The launch of the 2020 general election campaign for the coveted prize of the prime minister’s seat has now become more interesting with the announcement of the participation of the newest political party, the Patriotic Front, to contest all 41 seats.
The party’s leader, Mickela Panday, is the offspring of a figure who has been synonymous with local politics since 1966. Basdeo Panday contested that year’s election on a Workers and Farmers Party ticket, losing his deposit in the process. That defeat did not deter the elder Panday who ten years later would become the leader of the opposition in the Parliament. And 24 years later would become the fifth prime minister of this nation.
Mickela Panday has a monumental task in making her contribution in creating a new horizon in the political landscape of our country where many of our citizens have resigned to a feeling of hopelessness and disenchantment, having been governed by a crop of politicians, on both sides of the political divide, who have all failed to engender any ray of confidence in the future of our twin-island republic.
What does the entry of the Patriotic Front, and by extension Mickela, bring to the table?
As the youngest of all the leaders, she brings youth and dynamism to a mix of the old and experienced. Her entry will serve to inspire the fresh minds of our nation’s idealistic youth to see the future as a time to aspire and to achieve.
She can attract young professionals, many of whom are qualified as doctors, lawyers and engineers, unable to find gainful employment and are wasting away valuable talent. They can take to a young leader who can empathise with their desires.
To the supporters of the Opposition who are disenchanted and are rudderless, but are reluctant to change allegiance because of their primordial instincts, there is now a chance to break away from the burden of the messianic leader and still feel at home.
When the senior Panday took the oath of office as opposition leader in 1976, the ULF (United Labour Front) having won ten seats, he addressed a meeting in Woodford Square following the swearing-in ceremony in the Parliament, saying, ‘Today marks the death of the DLP, may they rest in peace. The era of the Capildeos is now history. On to a new incarnation, the ULF.’

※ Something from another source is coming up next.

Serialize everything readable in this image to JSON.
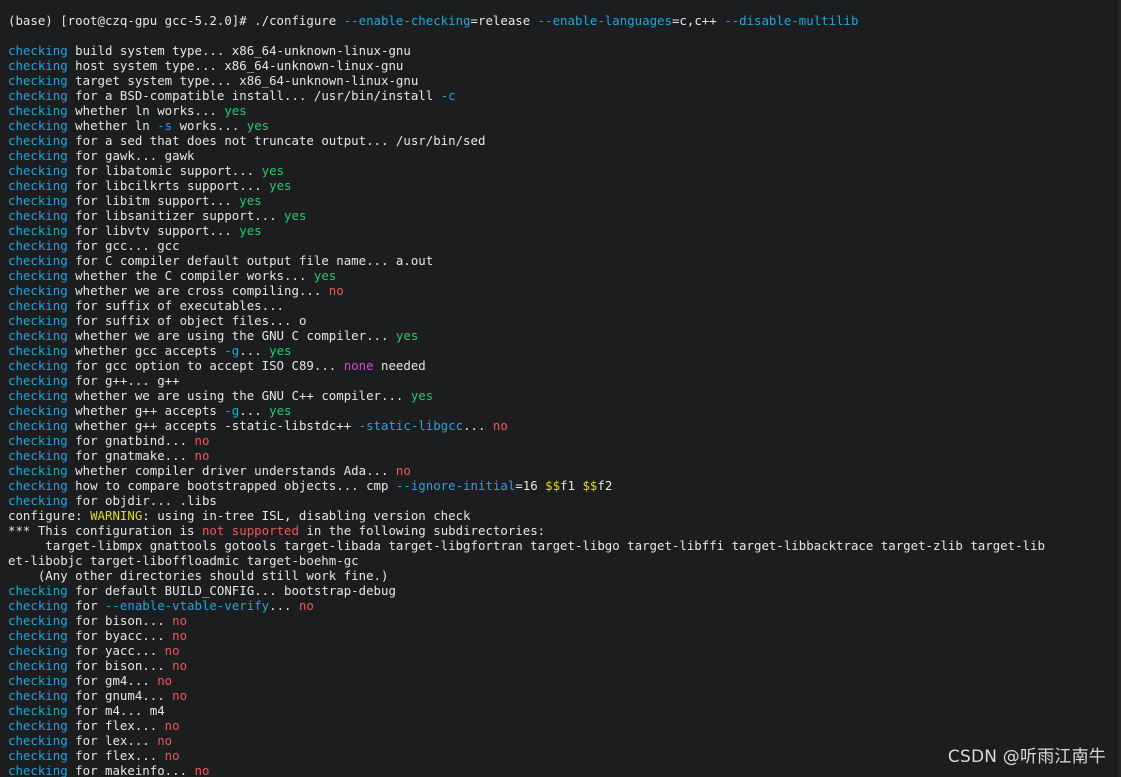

The young Mickela is hoping that soon, she too can say the same of the UNC (United National Congress). With all the internal wrangling in the UNC over the allocation of seats to contest in the forthcoming election, don’t be surprised that the disenchanted supporters of the UNC are swayed to throw their support for the new kid on the block. After all, she is a Panday and a promising star, but most of all, they can feel at home.
We may soon see the repeat of the 1976 Woodford Square speech where there can be the latest incarnation of the DLP (Democratic Labour Party) and no more of the personalities that have dominated opposition politics for decades.
Facing the likelihood of a loss in the general election, the UNC will have to find a new leader, and with the hope of inheritance of the mantle her father once held, it would be an easy transition for the young Mickela, having emerged as a leader of a national party just after the election.
Is history about to repeat itself?
We wait with bated breath as the politics develops, with the election soon to take place.